  15. Shang-Jin Wei, 2000. "Local Corruption and Global Capital Flows," Brookings Papers on Economic Activity, Economic Studies Program, The Brookings Institution, vol. 31(2), pages 303-354.
  16. Beata K. Smarzynska & Shang-Jin Wei, 2000. "Corruption and Composition of Foreign Direct Investment: Firm-Level Evidence," NBER Working Papers 7969, National Bureau of Economic Research, Inc.
  17. Klaus E Meyer, 1995. "Direct Foreign Investment in Eastern Europe the Role of Labor Costs," Comparative Economic Studies, Palgrave Macmillan, vol. 37(4), pages 69-88, December.
Full references (including those not matched with items on IDEAS)

Citations

Citations are extracted by the CitEc Project, subscribe to its RSS feed for this item.
as in new window

Cited by:
This item has more than 25 citations.

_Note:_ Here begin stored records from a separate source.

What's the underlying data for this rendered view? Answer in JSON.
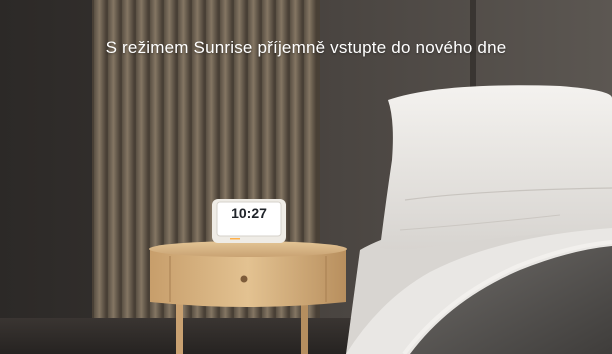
{
  "headline": "S režimem Sunrise příjemně vstupte do nového dne",
  "clock": {
    "time": "10:27"
  },
  "colors": {
    "headline_text": "#ffffff",
    "wall": "#3a3633",
    "wood_panels": "#8a7a66",
    "nightstand": "#d9b684",
    "bed_linen": "#e9e7e4"
  }
}
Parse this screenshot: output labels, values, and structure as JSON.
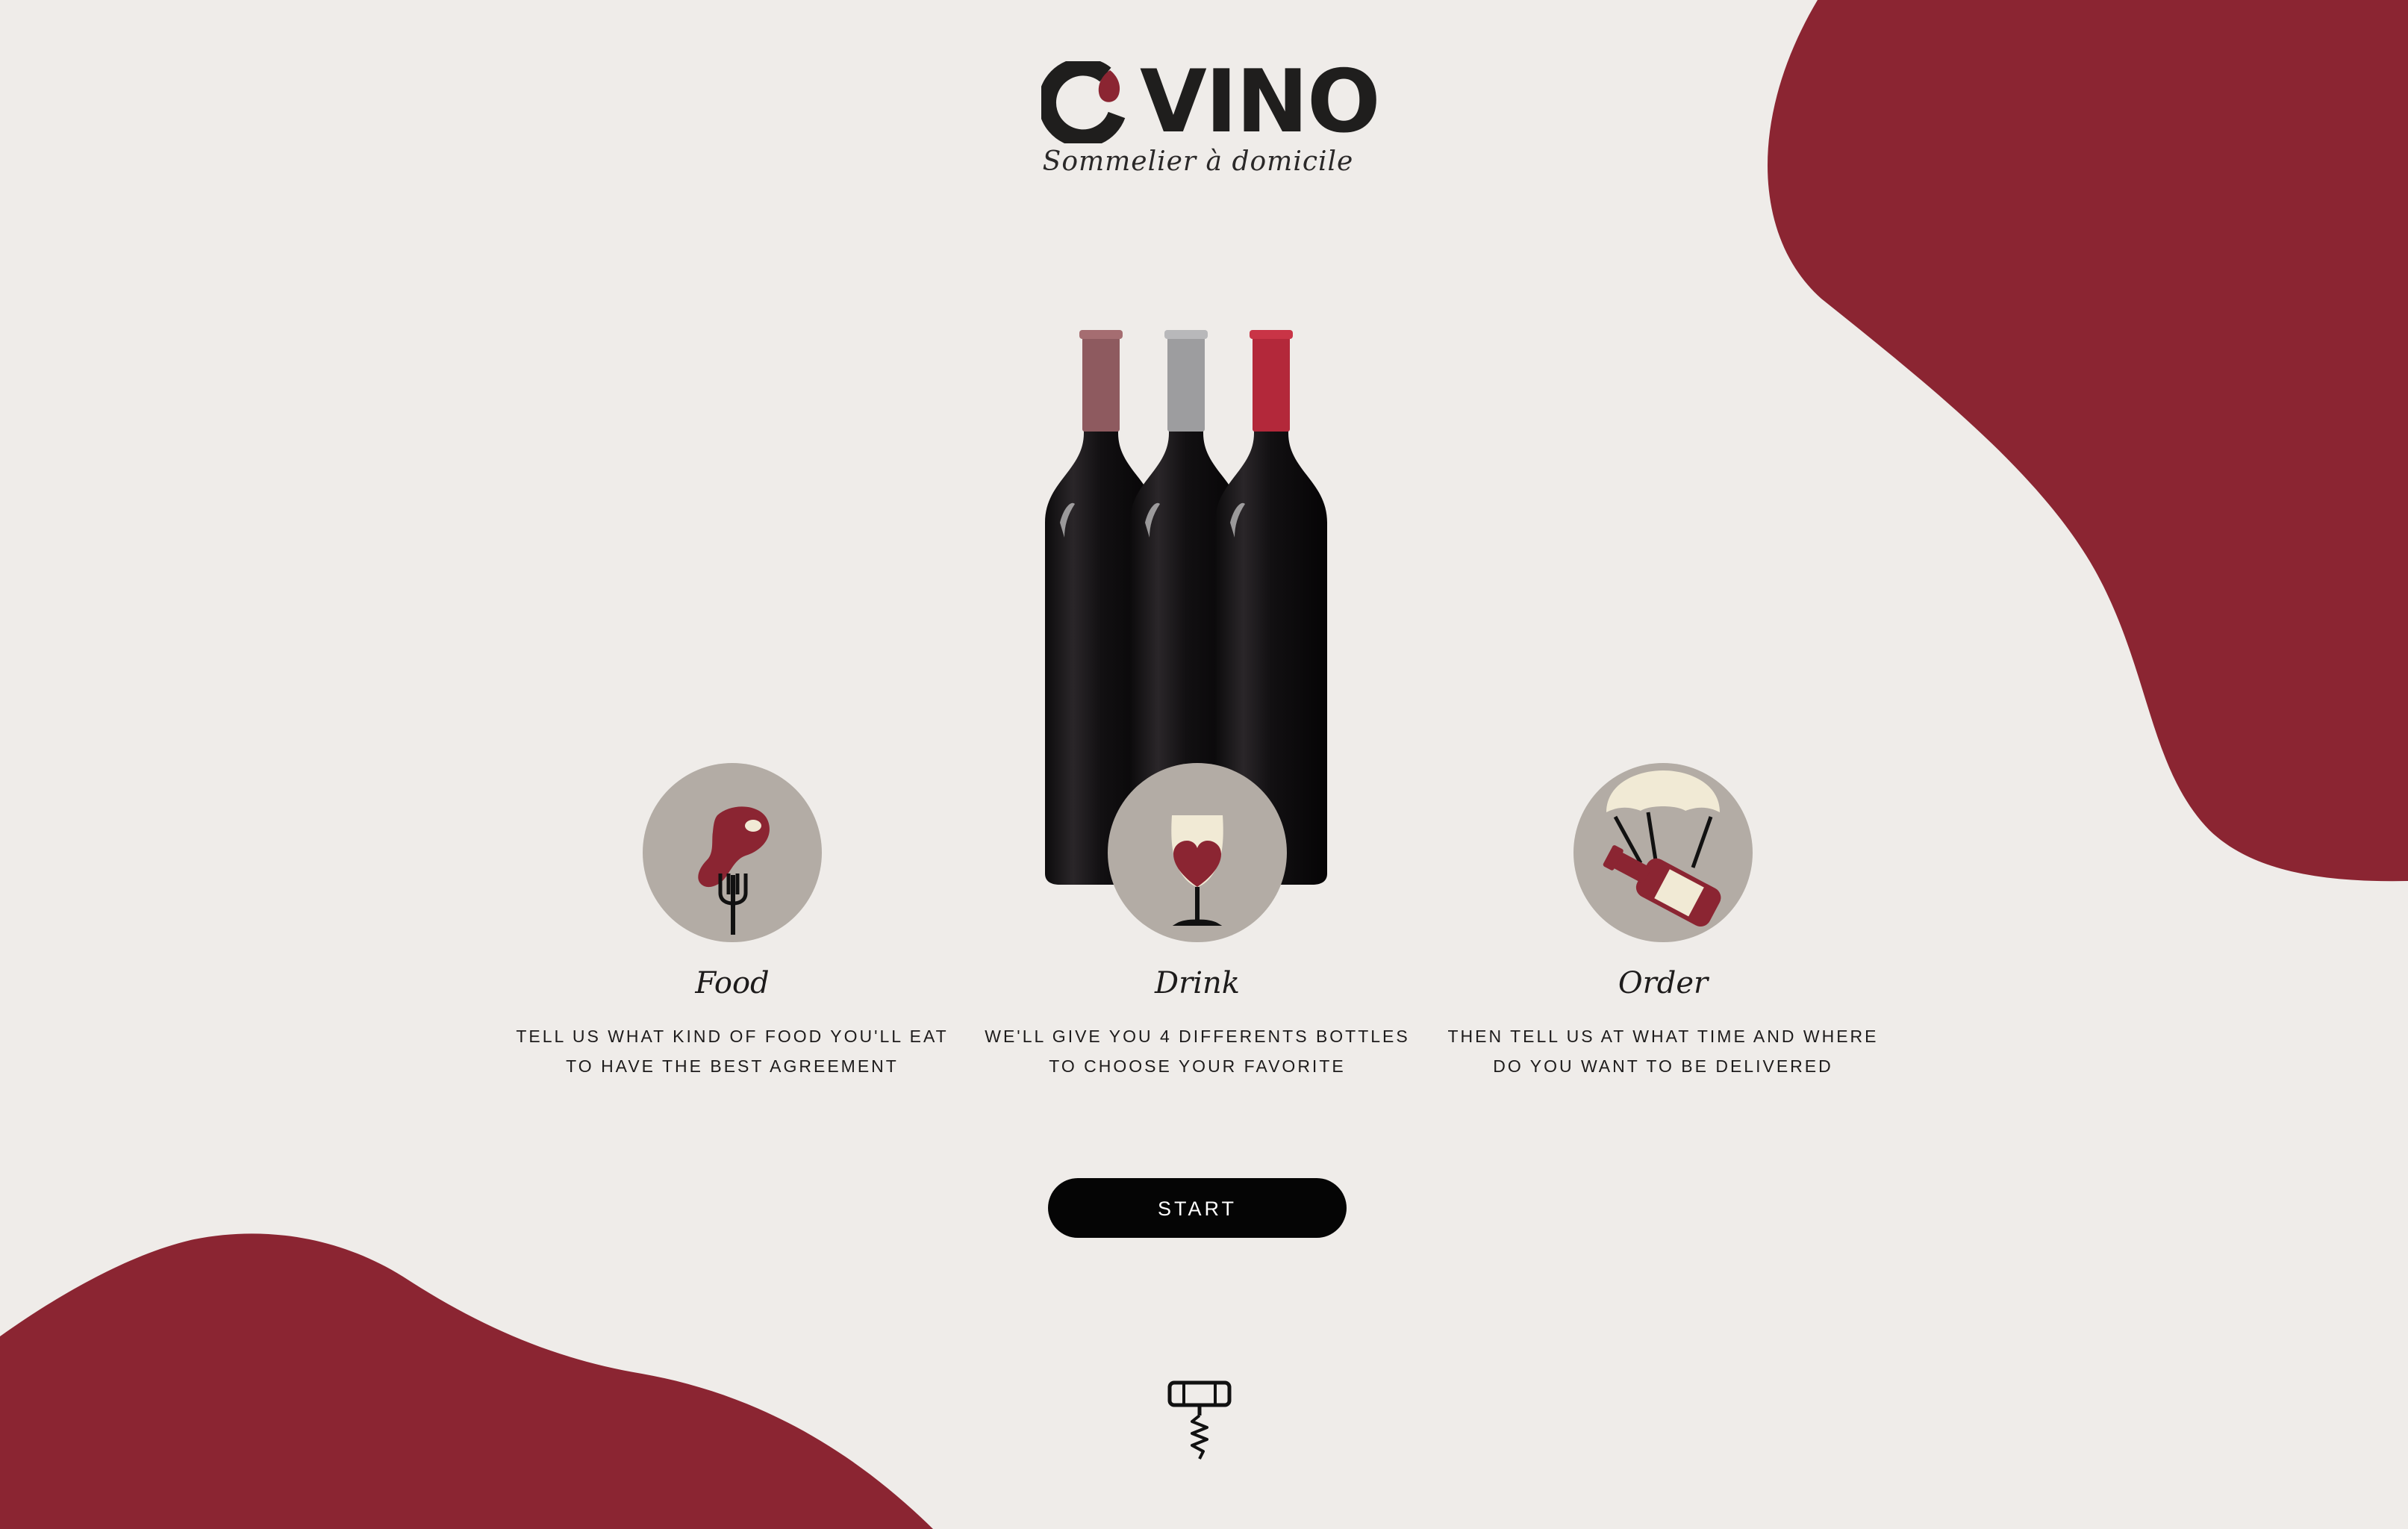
{
  "brand": {
    "logo_text": "VINO",
    "tagline": "Sommelier à domicile",
    "accent_color": "#8b2532",
    "background_color": "#efece9"
  },
  "features": [
    {
      "icon": "steak-fork-icon",
      "title": "Food",
      "line1": "TELL US WHAT KIND OF FOOD YOU'LL EAT",
      "line2": "TO HAVE THE BEST AGREEMENT"
    },
    {
      "icon": "wine-glass-heart-icon",
      "title": "Drink",
      "line1": "WE'LL GIVE YOU 4 DIFFERENTS BOTTLES",
      "line2": "TO CHOOSE YOUR FAVORITE"
    },
    {
      "icon": "parachute-bottle-icon",
      "title": "Order",
      "line1": "THEN TELL US AT WHAT TIME AND WHERE",
      "line2": "DO YOU WANT TO BE DELIVERED"
    }
  ],
  "cta": {
    "start_label": "START"
  },
  "scroll_hint_icon": "corkscrew-icon"
}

To prevent cluttering this page, these citations are listed on a separate page.

Lists

This item is not listed on Wikipedia, on a reading list or among the top items on IDEAS.

Statistics

Access and download statistics

Corrections

When requesting a correction, please mention this item's handle: RePEc:cpr:ceprdp:2966. See general information about how to correct material in RePEc.

For technical questions regarding this item, or to correct its authors, title, abstract, bibliographic or download information, contact: ().

If you have authored this item and are not yet registered with RePEc, we encourage you to do it here. This allows to link your profile to this item. It also allows you to accept potential citations to this item that we are uncertain about.

If references are entirely missing, you can add them using this form.

If the full references list an item that is present in RePEc, but the system did not link to it, you can help with this form.

If you know of missing items citing this one, you can help us creating those links by adding the relevant references in the same way as above, for each refering item. If you are a registered author of this item, you may also want to check the "citations" tab in your profile, as there may be some citations waiting for confirmation.

Please note that corrections may take a couple of weeks to filter through the various RePEc services.